Dataset extract:
·····

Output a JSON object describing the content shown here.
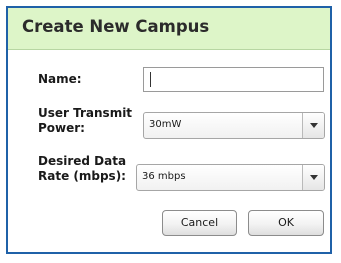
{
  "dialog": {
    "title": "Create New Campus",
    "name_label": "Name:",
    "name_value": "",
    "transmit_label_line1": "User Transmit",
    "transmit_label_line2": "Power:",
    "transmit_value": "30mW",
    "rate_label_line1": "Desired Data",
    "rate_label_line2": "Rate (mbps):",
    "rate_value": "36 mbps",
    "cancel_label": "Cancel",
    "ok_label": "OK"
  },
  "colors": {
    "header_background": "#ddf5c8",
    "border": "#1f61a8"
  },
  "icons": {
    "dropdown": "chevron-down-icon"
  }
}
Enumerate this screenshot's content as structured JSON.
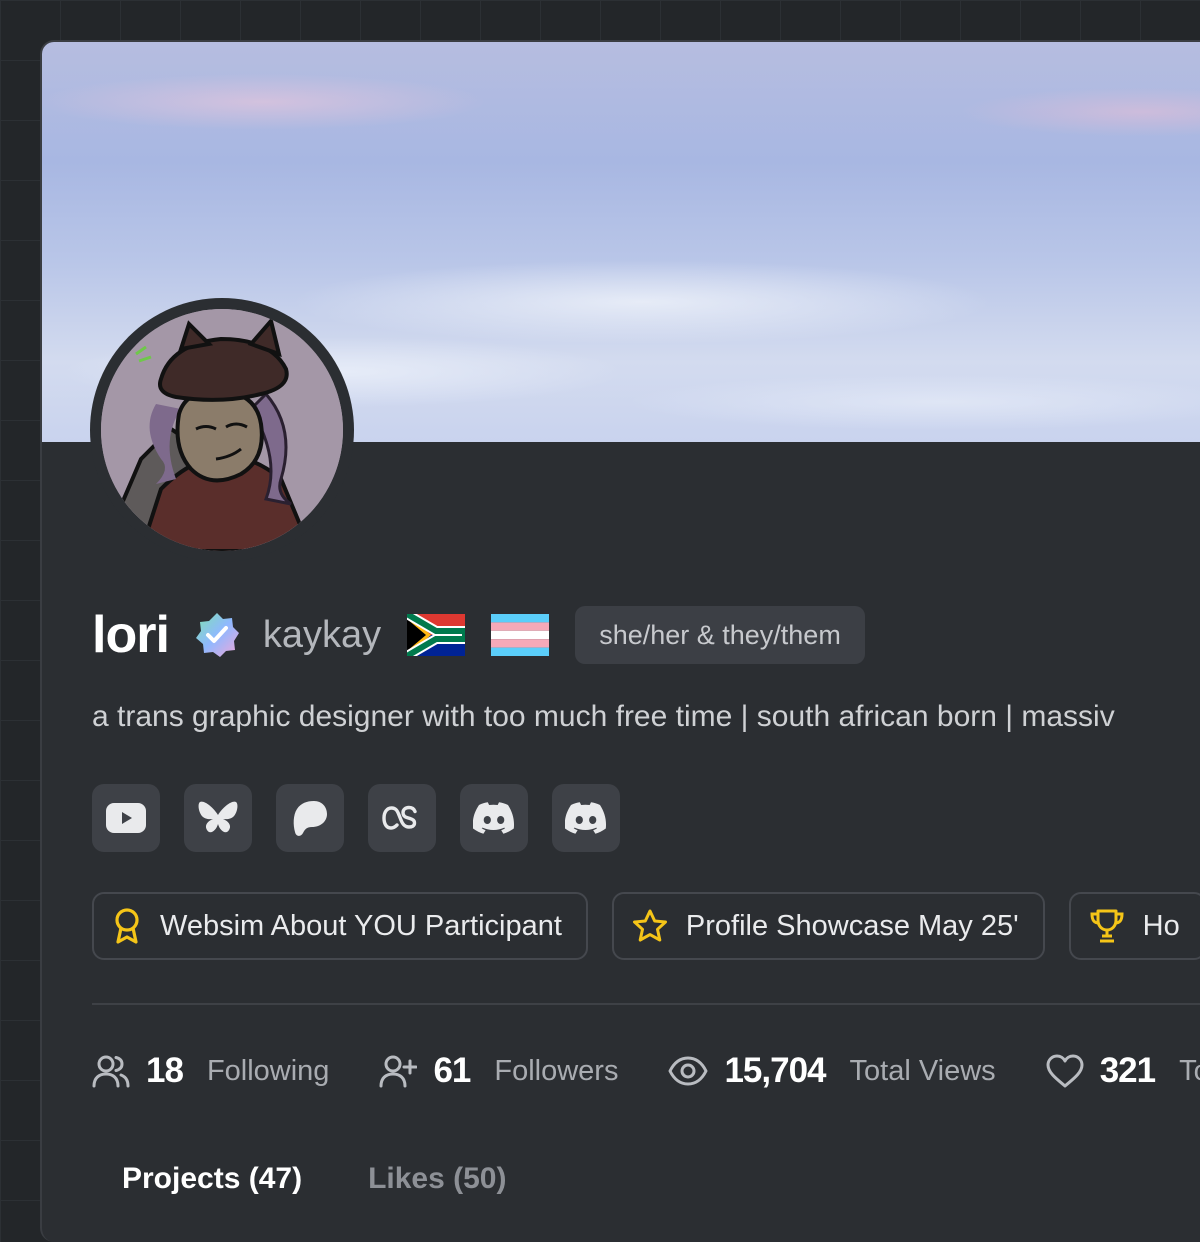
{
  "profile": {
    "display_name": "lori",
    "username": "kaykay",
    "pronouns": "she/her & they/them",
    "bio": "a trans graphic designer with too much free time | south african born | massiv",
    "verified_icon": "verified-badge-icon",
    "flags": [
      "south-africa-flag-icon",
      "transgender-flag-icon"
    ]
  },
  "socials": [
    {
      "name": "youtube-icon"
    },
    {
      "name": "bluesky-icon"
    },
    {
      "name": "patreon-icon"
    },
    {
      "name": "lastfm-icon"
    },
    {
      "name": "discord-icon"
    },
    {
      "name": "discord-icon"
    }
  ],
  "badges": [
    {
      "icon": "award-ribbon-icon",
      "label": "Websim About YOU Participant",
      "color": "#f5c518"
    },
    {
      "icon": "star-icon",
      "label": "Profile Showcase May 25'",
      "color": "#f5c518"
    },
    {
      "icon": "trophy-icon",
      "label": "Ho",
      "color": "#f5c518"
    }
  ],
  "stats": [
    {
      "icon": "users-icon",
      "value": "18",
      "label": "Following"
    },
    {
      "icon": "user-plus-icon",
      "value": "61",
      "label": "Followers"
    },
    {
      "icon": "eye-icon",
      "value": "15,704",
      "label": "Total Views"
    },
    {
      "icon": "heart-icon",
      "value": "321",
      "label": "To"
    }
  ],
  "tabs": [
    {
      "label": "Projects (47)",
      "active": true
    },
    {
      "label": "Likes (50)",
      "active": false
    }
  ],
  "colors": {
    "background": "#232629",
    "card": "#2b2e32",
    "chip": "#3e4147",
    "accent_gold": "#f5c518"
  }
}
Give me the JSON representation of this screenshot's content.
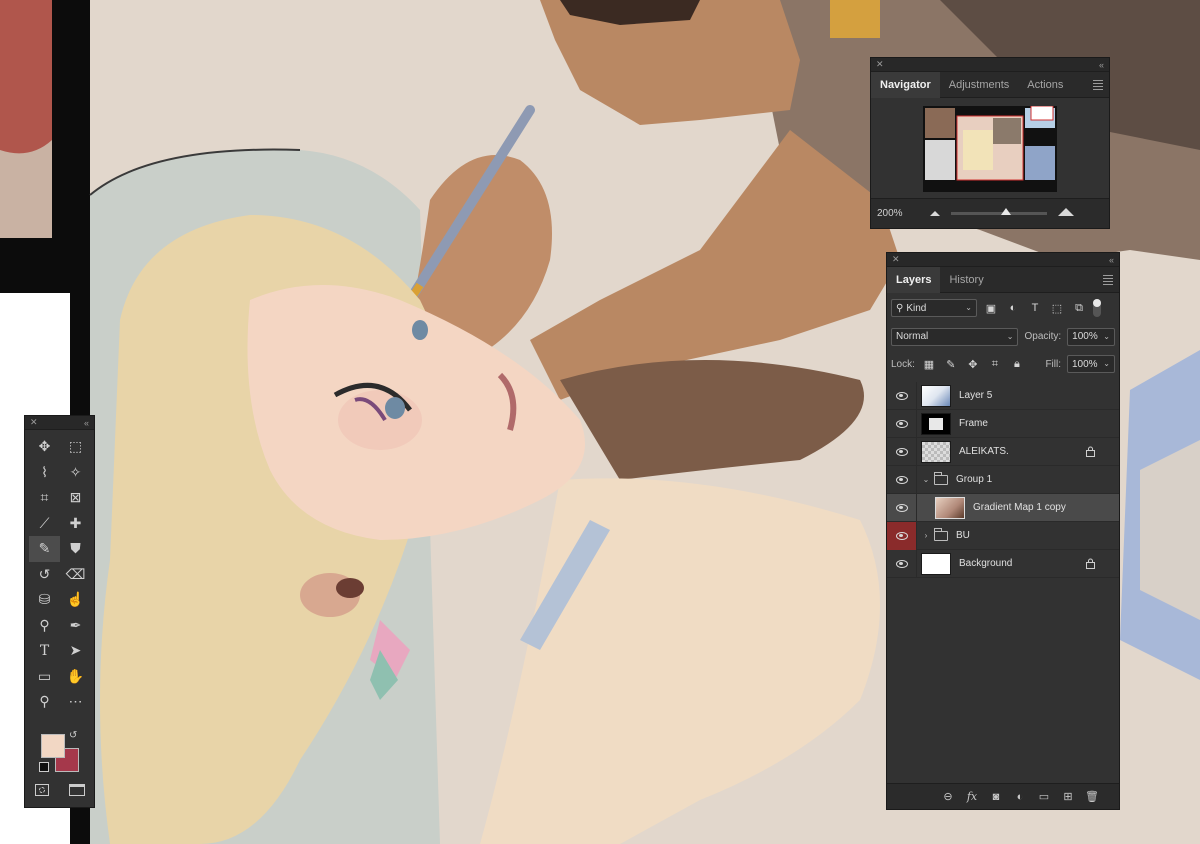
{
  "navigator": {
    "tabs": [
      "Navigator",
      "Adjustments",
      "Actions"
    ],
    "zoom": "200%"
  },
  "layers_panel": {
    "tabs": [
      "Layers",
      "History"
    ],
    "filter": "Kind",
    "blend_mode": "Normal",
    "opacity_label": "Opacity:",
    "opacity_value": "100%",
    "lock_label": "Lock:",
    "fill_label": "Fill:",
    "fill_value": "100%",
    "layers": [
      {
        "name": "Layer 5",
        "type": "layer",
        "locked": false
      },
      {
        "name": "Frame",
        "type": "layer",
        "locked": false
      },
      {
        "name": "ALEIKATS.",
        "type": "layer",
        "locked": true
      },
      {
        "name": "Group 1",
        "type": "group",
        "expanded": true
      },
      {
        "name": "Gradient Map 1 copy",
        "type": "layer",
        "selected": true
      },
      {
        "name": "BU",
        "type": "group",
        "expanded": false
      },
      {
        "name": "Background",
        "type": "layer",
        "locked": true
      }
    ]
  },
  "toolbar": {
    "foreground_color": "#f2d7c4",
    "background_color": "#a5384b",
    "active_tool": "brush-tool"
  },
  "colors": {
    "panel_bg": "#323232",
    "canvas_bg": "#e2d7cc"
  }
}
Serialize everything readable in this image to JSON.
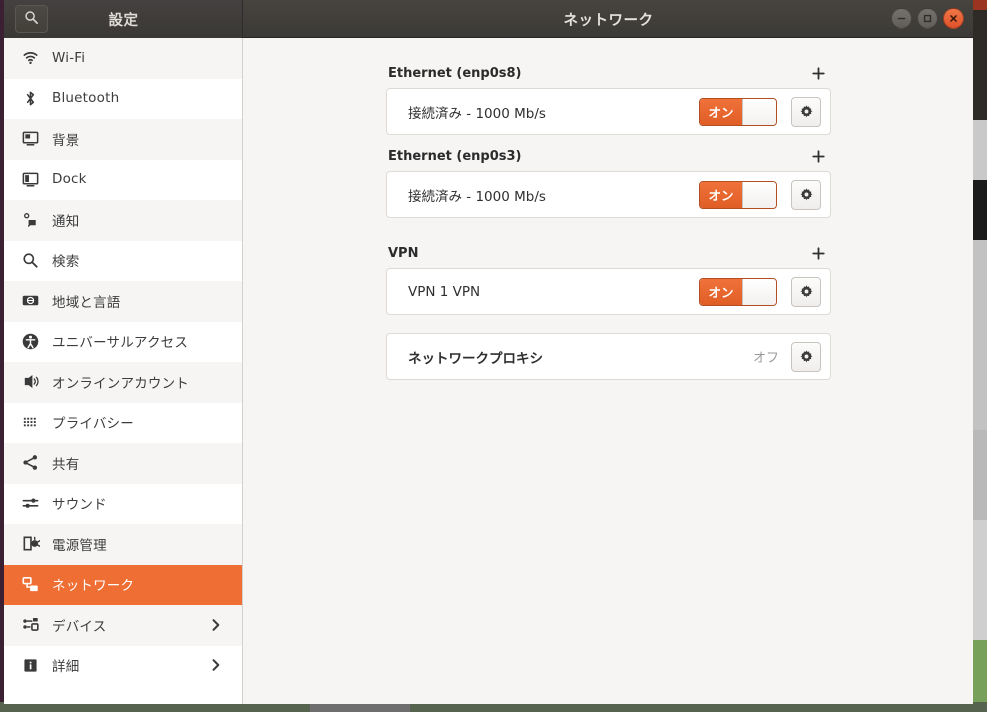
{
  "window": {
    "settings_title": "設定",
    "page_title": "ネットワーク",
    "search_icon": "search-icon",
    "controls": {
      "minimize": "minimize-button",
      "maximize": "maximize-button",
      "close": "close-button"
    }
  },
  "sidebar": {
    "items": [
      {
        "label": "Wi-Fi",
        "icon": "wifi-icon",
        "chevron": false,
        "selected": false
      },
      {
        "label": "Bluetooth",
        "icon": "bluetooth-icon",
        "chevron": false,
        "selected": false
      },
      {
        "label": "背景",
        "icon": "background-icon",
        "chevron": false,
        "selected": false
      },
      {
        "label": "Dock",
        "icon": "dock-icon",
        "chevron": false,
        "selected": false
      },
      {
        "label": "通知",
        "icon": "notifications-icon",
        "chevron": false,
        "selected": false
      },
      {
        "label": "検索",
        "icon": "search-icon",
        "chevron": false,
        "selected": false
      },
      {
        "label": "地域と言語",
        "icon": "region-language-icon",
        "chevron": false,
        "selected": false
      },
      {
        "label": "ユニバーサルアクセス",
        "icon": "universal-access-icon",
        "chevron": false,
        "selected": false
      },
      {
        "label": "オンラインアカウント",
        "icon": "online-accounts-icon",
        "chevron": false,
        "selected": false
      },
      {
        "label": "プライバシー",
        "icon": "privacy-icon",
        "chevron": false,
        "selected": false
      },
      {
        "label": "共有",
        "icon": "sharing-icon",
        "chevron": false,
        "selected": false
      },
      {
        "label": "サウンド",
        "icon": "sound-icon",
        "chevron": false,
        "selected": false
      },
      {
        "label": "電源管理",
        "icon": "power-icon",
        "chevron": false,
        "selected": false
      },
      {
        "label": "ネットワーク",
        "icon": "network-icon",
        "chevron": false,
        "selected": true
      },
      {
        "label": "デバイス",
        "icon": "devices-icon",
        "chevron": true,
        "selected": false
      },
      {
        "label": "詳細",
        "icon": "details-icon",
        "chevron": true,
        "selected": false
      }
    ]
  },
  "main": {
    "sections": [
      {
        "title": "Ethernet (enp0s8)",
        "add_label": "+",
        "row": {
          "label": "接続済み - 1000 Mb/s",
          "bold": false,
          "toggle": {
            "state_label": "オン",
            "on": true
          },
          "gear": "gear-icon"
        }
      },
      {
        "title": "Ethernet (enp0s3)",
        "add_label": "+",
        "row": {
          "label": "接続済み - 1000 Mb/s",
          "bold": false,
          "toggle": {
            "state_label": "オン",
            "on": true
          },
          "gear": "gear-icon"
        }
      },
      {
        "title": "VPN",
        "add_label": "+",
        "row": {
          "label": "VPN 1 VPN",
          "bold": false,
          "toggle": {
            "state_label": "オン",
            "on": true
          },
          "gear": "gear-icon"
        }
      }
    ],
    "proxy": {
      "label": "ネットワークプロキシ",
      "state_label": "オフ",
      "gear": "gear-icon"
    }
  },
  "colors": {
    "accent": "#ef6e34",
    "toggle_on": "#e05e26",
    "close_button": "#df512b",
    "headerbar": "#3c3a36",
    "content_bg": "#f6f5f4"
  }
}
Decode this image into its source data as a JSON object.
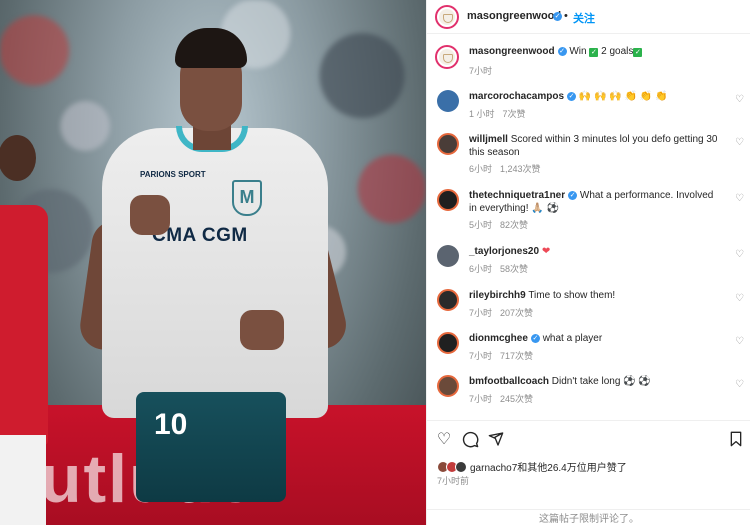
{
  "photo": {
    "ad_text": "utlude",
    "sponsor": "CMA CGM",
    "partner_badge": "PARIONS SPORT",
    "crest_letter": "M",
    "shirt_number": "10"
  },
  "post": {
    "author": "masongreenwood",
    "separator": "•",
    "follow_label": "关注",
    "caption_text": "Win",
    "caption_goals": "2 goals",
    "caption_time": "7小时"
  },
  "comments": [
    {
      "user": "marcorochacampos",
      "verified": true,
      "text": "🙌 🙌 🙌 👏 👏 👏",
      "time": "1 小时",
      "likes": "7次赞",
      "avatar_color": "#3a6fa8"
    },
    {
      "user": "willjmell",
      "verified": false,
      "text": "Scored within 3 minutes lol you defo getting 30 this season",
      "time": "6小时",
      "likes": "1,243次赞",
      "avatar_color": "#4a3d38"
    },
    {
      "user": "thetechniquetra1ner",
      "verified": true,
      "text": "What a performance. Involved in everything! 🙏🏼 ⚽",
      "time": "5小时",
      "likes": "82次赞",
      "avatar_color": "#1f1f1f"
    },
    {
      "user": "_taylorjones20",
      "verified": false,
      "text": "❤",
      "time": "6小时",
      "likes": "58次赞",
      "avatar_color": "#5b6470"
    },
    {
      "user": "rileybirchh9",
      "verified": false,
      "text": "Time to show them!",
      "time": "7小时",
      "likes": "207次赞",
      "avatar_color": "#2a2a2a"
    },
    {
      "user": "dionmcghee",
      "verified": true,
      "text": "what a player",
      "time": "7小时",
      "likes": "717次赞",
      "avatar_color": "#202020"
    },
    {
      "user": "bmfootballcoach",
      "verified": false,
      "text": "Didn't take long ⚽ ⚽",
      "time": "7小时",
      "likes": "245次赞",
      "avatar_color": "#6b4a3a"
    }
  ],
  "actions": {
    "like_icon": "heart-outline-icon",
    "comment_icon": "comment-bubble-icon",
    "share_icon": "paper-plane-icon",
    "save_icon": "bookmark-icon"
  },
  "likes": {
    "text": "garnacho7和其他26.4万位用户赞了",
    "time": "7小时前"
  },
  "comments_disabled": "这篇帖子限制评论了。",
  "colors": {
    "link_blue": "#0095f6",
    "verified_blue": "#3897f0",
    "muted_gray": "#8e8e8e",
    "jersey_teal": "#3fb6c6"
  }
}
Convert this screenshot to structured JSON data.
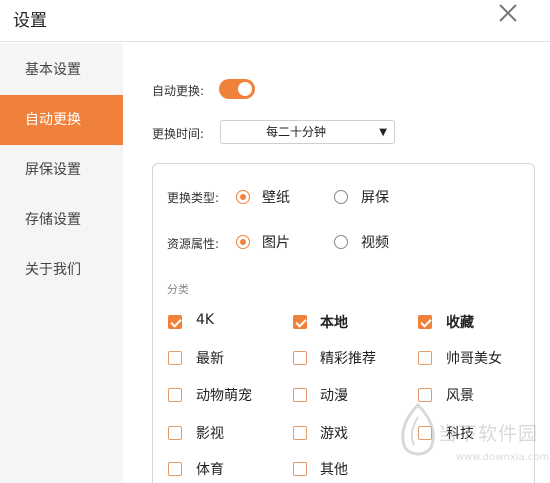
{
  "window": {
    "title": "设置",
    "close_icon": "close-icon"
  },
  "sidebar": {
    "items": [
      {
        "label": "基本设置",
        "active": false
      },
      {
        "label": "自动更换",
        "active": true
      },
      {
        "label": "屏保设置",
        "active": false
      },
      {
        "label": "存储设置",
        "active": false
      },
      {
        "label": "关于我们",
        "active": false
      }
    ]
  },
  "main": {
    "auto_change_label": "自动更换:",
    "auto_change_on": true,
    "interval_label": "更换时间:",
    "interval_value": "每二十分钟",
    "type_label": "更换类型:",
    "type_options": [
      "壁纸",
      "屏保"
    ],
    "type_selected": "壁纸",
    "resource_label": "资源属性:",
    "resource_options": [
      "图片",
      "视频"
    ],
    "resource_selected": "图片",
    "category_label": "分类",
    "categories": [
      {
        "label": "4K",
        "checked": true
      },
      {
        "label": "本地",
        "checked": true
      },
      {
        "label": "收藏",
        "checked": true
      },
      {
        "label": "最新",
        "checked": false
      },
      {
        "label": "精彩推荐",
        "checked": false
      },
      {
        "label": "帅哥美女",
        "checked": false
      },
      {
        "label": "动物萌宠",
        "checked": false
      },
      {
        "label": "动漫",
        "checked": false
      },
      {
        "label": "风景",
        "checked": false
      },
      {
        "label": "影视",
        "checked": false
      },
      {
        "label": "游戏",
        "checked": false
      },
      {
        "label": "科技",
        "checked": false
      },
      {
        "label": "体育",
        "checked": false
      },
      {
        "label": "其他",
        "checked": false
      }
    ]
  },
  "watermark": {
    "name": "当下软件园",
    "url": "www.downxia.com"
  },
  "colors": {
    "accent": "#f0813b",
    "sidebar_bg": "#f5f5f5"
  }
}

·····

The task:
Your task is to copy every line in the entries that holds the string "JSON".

Output below:
Output a JSON object describing the content shown here.
Enumerate this screenshot's content as structured JSON.
Give me the JSON representation of this screenshot's content.
Serialize everything readable in this image to JSON.
Decode this image into its source data as a JSON object.
Convert this screenshot to structured JSON data.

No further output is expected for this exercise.